  • 61 Reads
Photocatalytic oxygenation of heterostilbenes in microflow reactors

Photochemistry involves processes in which light, the principal reagent, and photocatalysts, open pathways to diversing photochemical products. Promising results are obtained in reactions where porphyrin complexes coordinated with certain metals are used as catalysts. The most common porphyrin complexes used in various organic reactions were manganese porphyrins. Nowadays, batch reactors used for photochemical reactions are commonly replaced with flow reactors.

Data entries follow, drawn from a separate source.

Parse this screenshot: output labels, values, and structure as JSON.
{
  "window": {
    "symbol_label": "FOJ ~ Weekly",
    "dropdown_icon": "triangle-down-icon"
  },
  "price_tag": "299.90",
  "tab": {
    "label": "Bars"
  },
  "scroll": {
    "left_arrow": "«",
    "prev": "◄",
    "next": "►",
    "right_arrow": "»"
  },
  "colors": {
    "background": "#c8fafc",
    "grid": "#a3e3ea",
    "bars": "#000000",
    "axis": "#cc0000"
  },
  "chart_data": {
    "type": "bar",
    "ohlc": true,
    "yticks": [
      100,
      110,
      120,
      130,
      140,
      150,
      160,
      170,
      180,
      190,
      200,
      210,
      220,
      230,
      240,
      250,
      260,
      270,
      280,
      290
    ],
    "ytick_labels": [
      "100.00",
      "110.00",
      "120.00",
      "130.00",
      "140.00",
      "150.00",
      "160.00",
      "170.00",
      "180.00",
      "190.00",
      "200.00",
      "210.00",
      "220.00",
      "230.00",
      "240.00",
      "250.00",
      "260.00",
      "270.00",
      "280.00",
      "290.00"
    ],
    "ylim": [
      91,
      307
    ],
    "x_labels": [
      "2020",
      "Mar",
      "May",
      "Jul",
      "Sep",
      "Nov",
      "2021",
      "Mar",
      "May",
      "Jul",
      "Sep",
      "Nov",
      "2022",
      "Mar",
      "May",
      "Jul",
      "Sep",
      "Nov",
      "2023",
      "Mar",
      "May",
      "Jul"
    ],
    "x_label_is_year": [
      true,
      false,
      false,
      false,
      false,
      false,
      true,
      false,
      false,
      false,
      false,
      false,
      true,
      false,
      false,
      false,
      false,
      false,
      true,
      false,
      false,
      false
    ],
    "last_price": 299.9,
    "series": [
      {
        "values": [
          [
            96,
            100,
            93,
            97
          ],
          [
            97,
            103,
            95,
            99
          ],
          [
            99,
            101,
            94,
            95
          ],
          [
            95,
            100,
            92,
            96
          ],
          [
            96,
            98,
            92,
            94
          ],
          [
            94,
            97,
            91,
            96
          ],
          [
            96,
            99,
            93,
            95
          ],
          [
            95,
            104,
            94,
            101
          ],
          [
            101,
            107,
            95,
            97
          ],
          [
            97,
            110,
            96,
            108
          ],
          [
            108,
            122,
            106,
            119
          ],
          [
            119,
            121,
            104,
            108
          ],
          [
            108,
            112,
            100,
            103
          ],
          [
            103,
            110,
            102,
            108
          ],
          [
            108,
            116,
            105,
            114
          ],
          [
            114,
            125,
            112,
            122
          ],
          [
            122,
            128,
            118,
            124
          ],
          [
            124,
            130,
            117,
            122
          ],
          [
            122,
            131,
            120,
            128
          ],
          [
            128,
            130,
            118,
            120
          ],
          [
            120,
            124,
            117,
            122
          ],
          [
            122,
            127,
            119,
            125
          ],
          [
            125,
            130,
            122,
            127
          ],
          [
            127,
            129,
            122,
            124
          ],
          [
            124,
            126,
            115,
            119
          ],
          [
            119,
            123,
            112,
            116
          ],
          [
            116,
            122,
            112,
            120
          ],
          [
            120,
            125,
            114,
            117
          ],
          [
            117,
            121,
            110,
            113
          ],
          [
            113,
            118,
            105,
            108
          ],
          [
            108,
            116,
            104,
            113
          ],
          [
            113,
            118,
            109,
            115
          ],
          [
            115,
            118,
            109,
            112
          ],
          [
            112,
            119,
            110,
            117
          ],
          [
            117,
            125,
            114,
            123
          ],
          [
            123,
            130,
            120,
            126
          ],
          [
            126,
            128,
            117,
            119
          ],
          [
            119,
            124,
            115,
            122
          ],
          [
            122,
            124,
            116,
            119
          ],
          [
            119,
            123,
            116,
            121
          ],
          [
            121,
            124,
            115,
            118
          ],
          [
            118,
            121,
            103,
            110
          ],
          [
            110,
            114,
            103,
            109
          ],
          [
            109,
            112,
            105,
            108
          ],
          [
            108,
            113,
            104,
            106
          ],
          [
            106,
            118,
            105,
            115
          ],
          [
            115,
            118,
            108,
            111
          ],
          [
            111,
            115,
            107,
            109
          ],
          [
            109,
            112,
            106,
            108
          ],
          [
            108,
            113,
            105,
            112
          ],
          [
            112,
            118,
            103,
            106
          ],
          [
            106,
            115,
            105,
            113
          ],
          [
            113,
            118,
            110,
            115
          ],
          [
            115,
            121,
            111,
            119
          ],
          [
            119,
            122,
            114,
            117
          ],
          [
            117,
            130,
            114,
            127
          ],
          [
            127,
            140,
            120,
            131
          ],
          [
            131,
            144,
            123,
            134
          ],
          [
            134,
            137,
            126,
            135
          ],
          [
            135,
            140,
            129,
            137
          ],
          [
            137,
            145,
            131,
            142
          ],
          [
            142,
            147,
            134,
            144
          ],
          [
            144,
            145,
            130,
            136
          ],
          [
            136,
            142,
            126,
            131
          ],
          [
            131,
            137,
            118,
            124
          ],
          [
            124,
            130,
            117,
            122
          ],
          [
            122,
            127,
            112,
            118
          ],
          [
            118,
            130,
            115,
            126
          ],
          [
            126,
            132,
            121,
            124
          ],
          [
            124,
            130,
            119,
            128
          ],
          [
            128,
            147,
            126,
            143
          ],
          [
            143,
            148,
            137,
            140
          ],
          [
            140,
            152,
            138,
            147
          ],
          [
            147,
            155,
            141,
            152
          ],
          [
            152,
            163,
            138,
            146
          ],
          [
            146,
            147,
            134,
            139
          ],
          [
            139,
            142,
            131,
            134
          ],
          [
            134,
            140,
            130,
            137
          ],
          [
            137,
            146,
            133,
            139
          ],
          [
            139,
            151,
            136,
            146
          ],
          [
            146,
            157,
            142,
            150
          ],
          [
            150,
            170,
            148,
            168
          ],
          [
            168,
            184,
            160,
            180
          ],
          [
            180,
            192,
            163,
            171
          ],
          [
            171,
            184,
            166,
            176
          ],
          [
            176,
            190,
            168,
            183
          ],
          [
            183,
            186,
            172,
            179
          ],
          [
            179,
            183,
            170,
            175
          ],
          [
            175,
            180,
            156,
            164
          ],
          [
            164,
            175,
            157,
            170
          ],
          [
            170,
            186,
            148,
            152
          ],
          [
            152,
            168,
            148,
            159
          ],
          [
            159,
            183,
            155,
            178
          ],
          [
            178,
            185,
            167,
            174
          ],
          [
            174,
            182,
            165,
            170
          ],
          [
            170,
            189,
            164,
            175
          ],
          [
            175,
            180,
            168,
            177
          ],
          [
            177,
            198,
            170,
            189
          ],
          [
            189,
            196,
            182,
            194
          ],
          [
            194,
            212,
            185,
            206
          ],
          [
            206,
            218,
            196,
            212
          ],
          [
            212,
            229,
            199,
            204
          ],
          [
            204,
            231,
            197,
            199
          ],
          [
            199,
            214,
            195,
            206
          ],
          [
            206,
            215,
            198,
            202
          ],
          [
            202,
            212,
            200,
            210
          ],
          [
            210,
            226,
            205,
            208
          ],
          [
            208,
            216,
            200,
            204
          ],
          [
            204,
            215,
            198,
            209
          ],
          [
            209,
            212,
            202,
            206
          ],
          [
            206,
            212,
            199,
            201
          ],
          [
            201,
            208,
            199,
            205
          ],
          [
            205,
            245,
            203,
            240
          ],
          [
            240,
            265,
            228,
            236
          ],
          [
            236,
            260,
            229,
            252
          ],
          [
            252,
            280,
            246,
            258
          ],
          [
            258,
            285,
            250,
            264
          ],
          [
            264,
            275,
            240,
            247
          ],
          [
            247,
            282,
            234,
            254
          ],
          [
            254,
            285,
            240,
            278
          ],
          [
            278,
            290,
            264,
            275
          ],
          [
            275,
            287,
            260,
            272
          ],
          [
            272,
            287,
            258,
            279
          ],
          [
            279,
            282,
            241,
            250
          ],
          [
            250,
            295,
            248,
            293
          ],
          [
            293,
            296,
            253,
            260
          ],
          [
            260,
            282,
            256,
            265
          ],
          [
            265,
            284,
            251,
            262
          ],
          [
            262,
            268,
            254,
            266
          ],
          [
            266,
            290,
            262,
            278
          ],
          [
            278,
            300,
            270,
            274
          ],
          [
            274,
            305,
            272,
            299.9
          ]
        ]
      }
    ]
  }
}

Microflow reactors are one of the reactors types, whose main characteristic is the micro-dimension of channels (max. diameter of 500 μm). Flow chemistry performed on a microscale bring improvements in many aspects of photochemical reactions, such as efficient and fast phase mixing and heat transfer, precise retention time control, homogeneous use of light irradiation throughout the reaction mixture, process safety, and potentially simple scale-up.

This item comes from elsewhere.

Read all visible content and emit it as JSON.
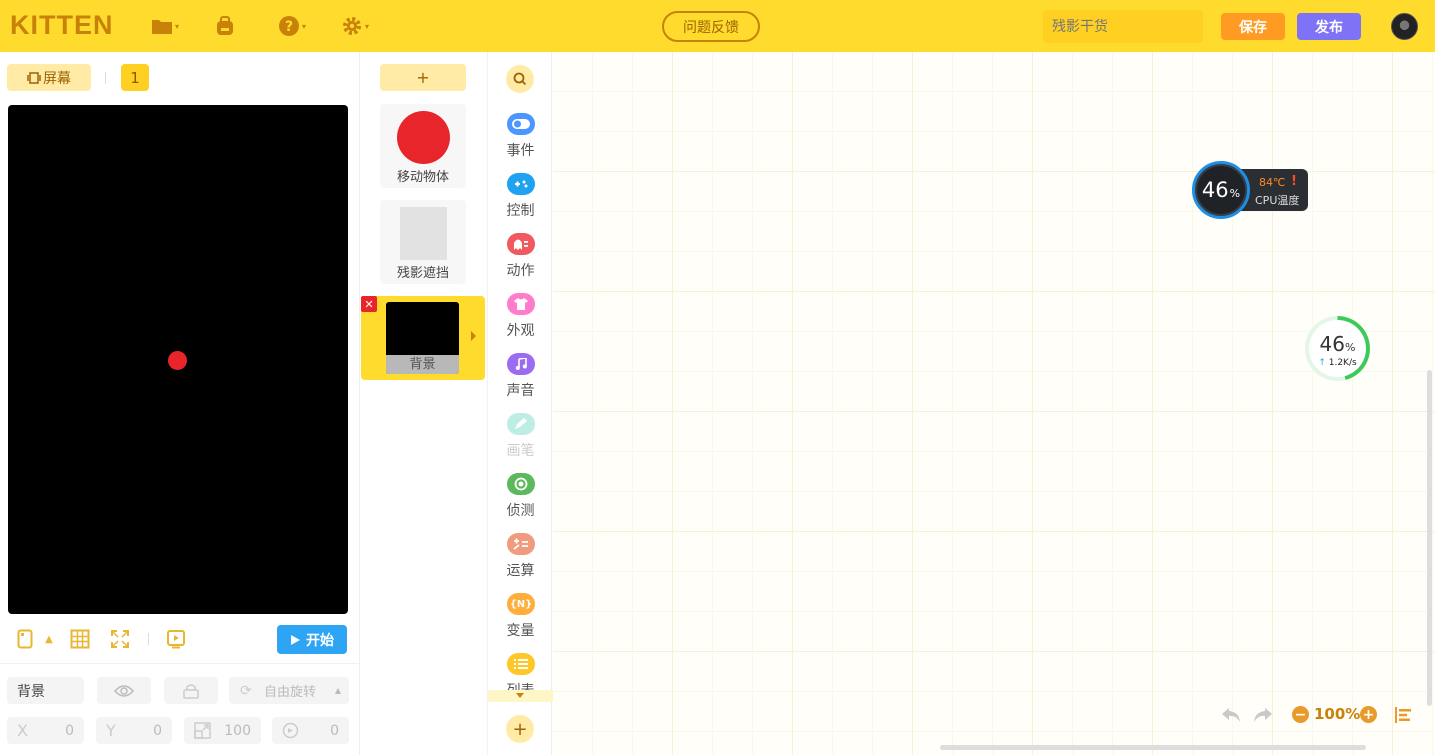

In this research, anionic/cationic manganese(III) porphyrins were used as photocatalysts. The reactions were first performed in a batch reactor where complete conversion of the substrate was observed after 2 h for furostilbene and 16 h for thienostilbene substrate, respectively. As a result, the formation of formyl, epoxy, carbonyl, or hydroxy derivatives were observed. A step forward in process development was made by replacing the batch with microflow reactors. A total of four different tubular microflow reactors were studied and compared with results obtained in a batch reactor based on substrate conversion and reaction time. Reactions were significantly accelerated in microflow reactors where the complete substrate conversion for furostilbene substrate was observed for a residence time of 0.7 min and for thienostilbene substrate for 3.5 min, respectively.